The trend to unattended maintenance-free cathodic protection systems for offshore structures will be accelerated if improvements in sacrificial designs become more cost effective. Reduced anode weight for a given life and current density show promise in satisfying this need. This paper explores the historical basis for present conservative cathodic protection design criteria and practice for fixed offshore structures and proposes new design methods. New survey data is presented as additional support for these new design methods. A mathematical model is developed that fits the historical and recent data pertaining to anode current output and life when structure polarization is considered. A 39% materials cost saving and 36% anode weight reduction can be realized when reduced driving potentials due to polarization are considered. Cost comparisons between sacrificial systems using the present and proposed methods of design are presented. Some extended life projections are drawn on offshore pipelines from reduced driving potentials due to pipe polarization. This paper also presents a mathematical model used for designing sacrificial cathodic protection systems on jack-up rigs. It is shown that loading improvement and cost savings are realized when current density and life requirements are tuned to fit the operation cycle time in the mud (high resistivity) and water (low resistivity) zones.

Media Info

  • Features: References;
  • Pagination: p. 27-38

Subject/Index Terms

Filing Info
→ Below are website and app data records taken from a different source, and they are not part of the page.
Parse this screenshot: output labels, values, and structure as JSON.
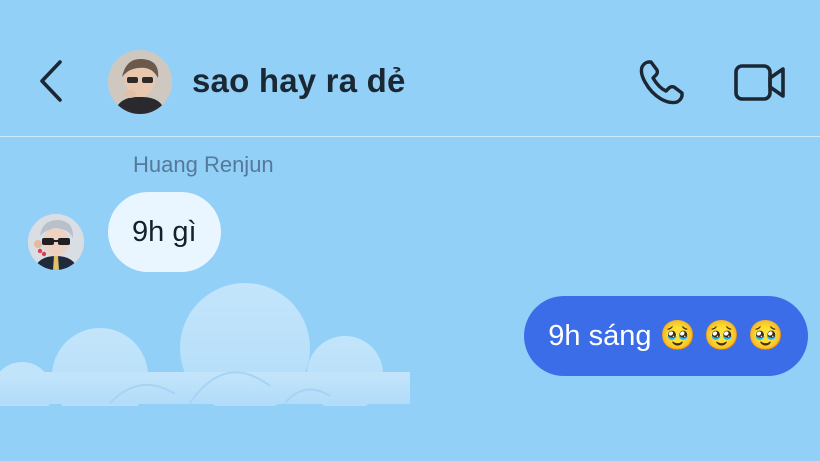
{
  "header": {
    "back_icon": "chevron-left-icon",
    "title": "sao hay ra dẻ",
    "call_icon": "phone-icon",
    "video_icon": "video-camera-icon"
  },
  "messages": [
    {
      "direction": "incoming",
      "sender": "Huang Renjun",
      "text": "9h gì"
    },
    {
      "direction": "outgoing",
      "text": "9h sáng 🥹 🥹 🥹"
    }
  ],
  "theme": {
    "background": "#93d0f7",
    "incoming_bubble": "#eaf6ff",
    "outgoing_bubble": "#3b6de8",
    "icon_color": "#1b2733"
  }
}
  • Accession Number: 00329922
  • Record Type: Publication
  • Report/Paper Numbers: Volume 4 Proceeding
  • Files: TRIS
  • Created Date: Apr 15 1981 12:00AM